::: Given information :::

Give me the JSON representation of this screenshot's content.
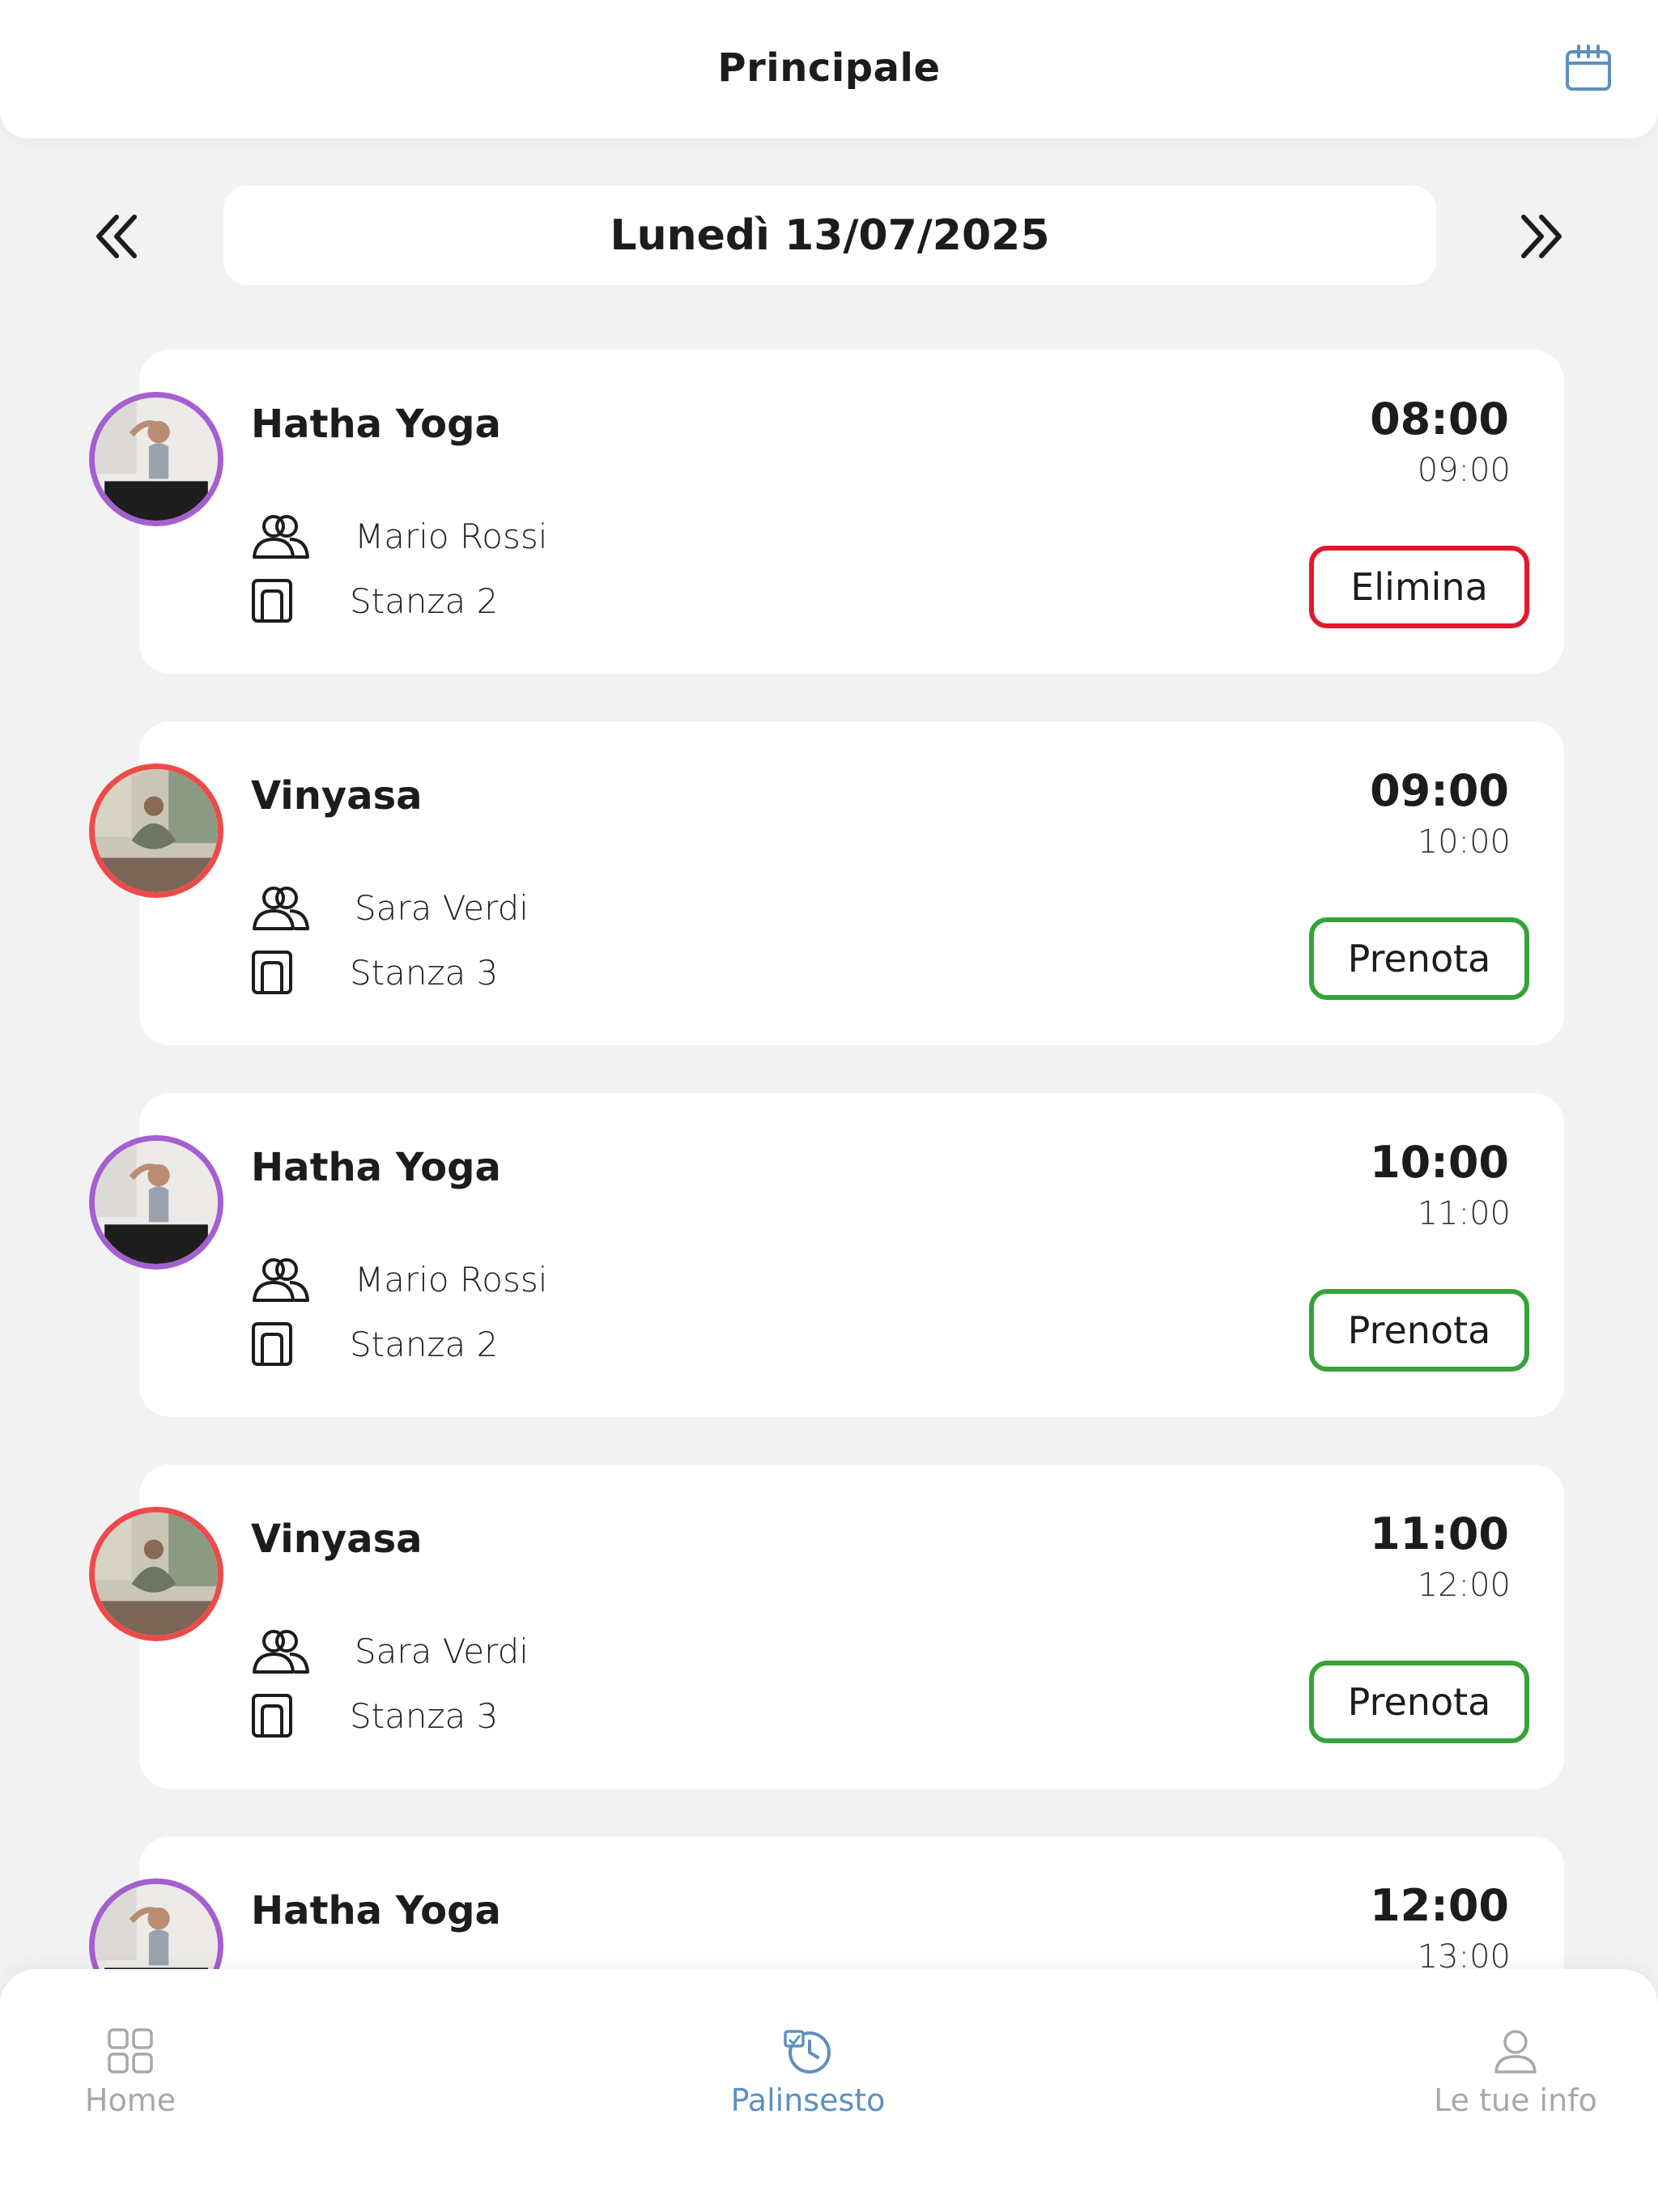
{
  "header": {
    "title": "Principale",
    "calendar_icon": "calendar-icon",
    "accent_color": "#5e8fbf"
  },
  "date_nav": {
    "prev_icon": "double-chevron-left-icon",
    "next_icon": "double-chevron-right-icon",
    "date_label": "Lunedì 13/07/2025"
  },
  "classes": [
    {
      "title": "Hatha Yoga",
      "instructor": "Mario Rossi",
      "room": "Stanza 2",
      "start": "08:00",
      "end": "09:00",
      "action": "Elimina",
      "action_color": "#e3182a",
      "ring_color": "#a55fd0"
    },
    {
      "title": "Vinyasa",
      "instructor": "Sara Verdi",
      "room": "Stanza 3",
      "start": "09:00",
      "end": "10:00",
      "action": "Prenota",
      "action_color": "#36a336",
      "ring_color": "#ee4a4a"
    },
    {
      "title": "Hatha Yoga",
      "instructor": "Mario Rossi",
      "room": "Stanza 2",
      "start": "10:00",
      "end": "11:00",
      "action": "Prenota",
      "action_color": "#36a336",
      "ring_color": "#a55fd0"
    },
    {
      "title": "Vinyasa",
      "instructor": "Sara Verdi",
      "room": "Stanza 3",
      "start": "11:00",
      "end": "12:00",
      "action": "Prenota",
      "action_color": "#36a336",
      "ring_color": "#ee4a4a"
    },
    {
      "title": "Hatha Yoga",
      "start": "12:00",
      "end": "13:00",
      "ring_color": "#a55fd0"
    }
  ],
  "bottom_nav": {
    "tabs": [
      {
        "label": "Home",
        "icon": "grid-icon",
        "active": false
      },
      {
        "label": "Palinsesto",
        "icon": "schedule-history-icon",
        "active": true
      },
      {
        "label": "Le tue info",
        "icon": "user-icon",
        "active": false
      }
    ]
  }
}
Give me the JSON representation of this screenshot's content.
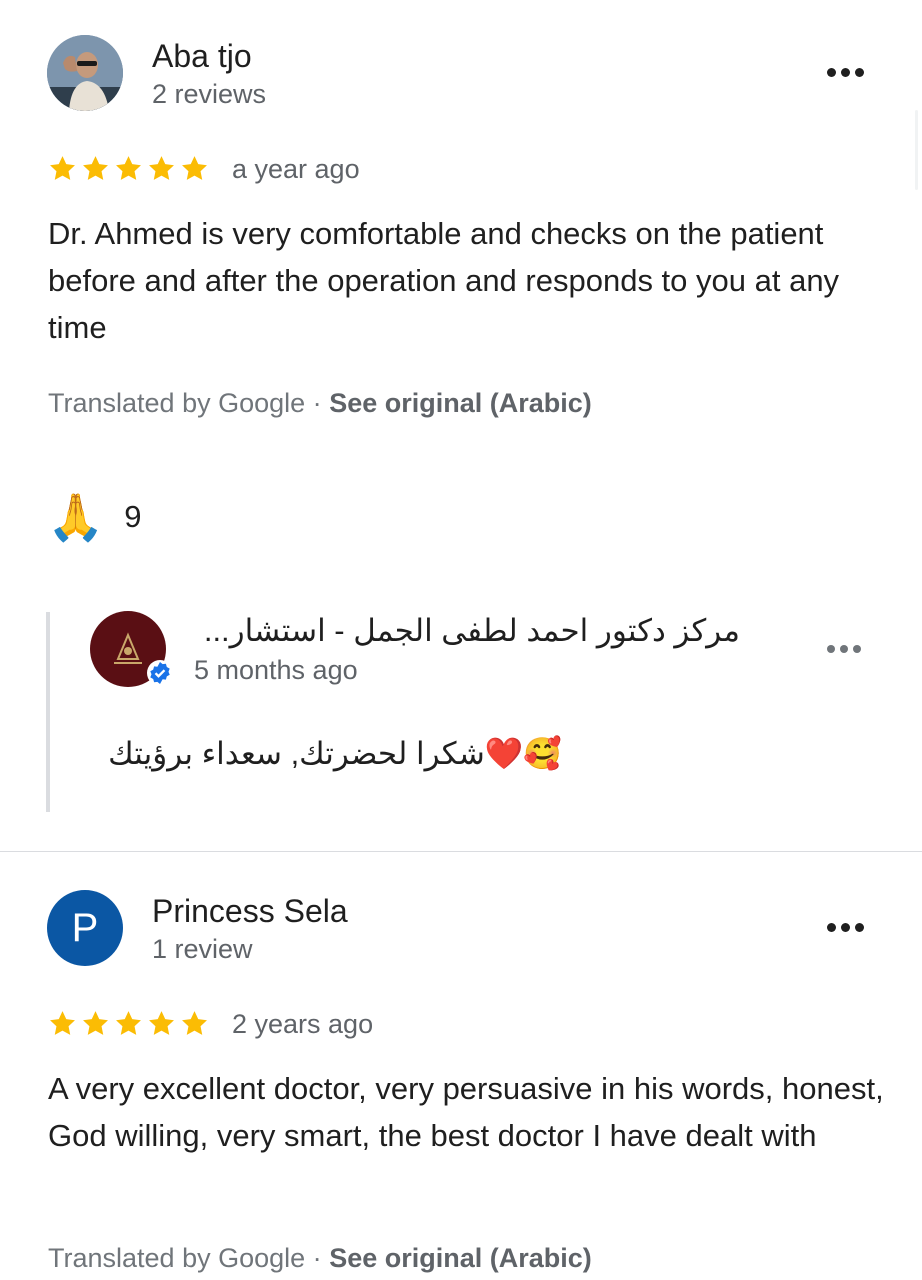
{
  "reviews": [
    {
      "author": "Aba tjo",
      "review_count": "2 reviews",
      "rating": 5,
      "time": "a year ago",
      "text": "Dr. Ahmed is very comfortable and checks on the patient before and after the operation and responds to you at any time",
      "translated_label": "Translated by Google",
      "separator": "·",
      "see_original": "See original (Arabic)",
      "reaction_emoji": "🙏",
      "reaction_count": "9",
      "reply": {
        "owner_name": "مركز دكتور احمد لطفى الجمل - استشار...",
        "time": "5 months ago",
        "text": "🥰❤️شكرا لحضرتك, سعداء برؤيتك"
      }
    },
    {
      "author": "Princess Sela",
      "avatar_letter": "P",
      "review_count": "1 review",
      "rating": 5,
      "time": "2 years ago",
      "text": "A very excellent doctor, very persuasive in his words, honest, God willing, very smart, the best doctor I have dealt with",
      "translated_label": "Translated by Google",
      "separator": "·",
      "see_original": "See original (Arabic)"
    }
  ],
  "colors": {
    "star": "#fbbc04",
    "avatar_blue": "#0b57a4",
    "owner_avatar": "#5a0f14",
    "verified": "#1a73e8",
    "divider": "#dadce0"
  },
  "icons": {
    "more": "more-horizontal-icon",
    "star": "star-icon",
    "verified": "verified-badge-icon",
    "reaction": "folded-hands-emoji"
  }
}
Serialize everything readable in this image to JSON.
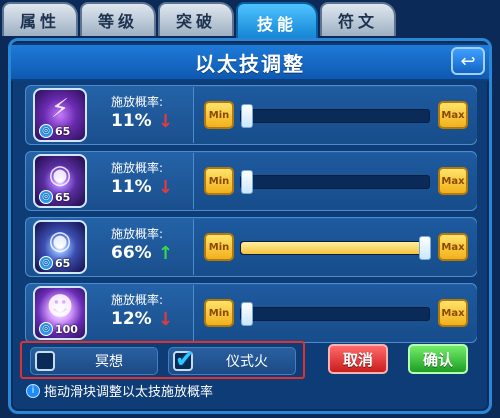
{
  "tabs": [
    {
      "label": "属性"
    },
    {
      "label": "等级"
    },
    {
      "label": "突破"
    },
    {
      "label": "技能"
    },
    {
      "label": "符文"
    }
  ],
  "active_tab_index": 3,
  "title": "以太技调整",
  "back_icon": "back-arrow-icon",
  "min_label": "Min",
  "max_label": "Max",
  "skills": [
    {
      "level": "65",
      "prob_label": "施放概率:",
      "prob_value": "11%",
      "trend": "down",
      "trend_symbol": "↓",
      "slider_fraction": 0.0,
      "icon": "claw-slash-icon"
    },
    {
      "level": "65",
      "prob_label": "施放概率:",
      "prob_value": "11%",
      "trend": "down",
      "trend_symbol": "↓",
      "slider_fraction": 0.0,
      "icon": "violet-vortex-icon"
    },
    {
      "level": "65",
      "prob_label": "施放概率:",
      "prob_value": "66%",
      "trend": "up",
      "trend_symbol": "↑",
      "slider_fraction": 1.0,
      "icon": "blue-vortex-icon"
    },
    {
      "level": "100",
      "prob_label": "施放概率:",
      "prob_value": "12%",
      "trend": "down",
      "trend_symbol": "↓",
      "slider_fraction": 0.0,
      "icon": "mask-face-icon"
    }
  ],
  "options": [
    {
      "label": "冥想",
      "checked": false
    },
    {
      "label": "仪式火",
      "checked": true
    }
  ],
  "cancel_label": "取消",
  "confirm_label": "确认",
  "hint": "拖动滑块调整以太技施放概率",
  "colors": {
    "highlight_border": "#e03030",
    "down_arrow": "#e83a3a",
    "up_arrow": "#37d84c",
    "slider_fill": "#f5c23c"
  }
}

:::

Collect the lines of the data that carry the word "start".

      "start": "08:00",
      "start": "09:00",
      "start": "10:00",
      "start": "11:00",
      "start": "12:00",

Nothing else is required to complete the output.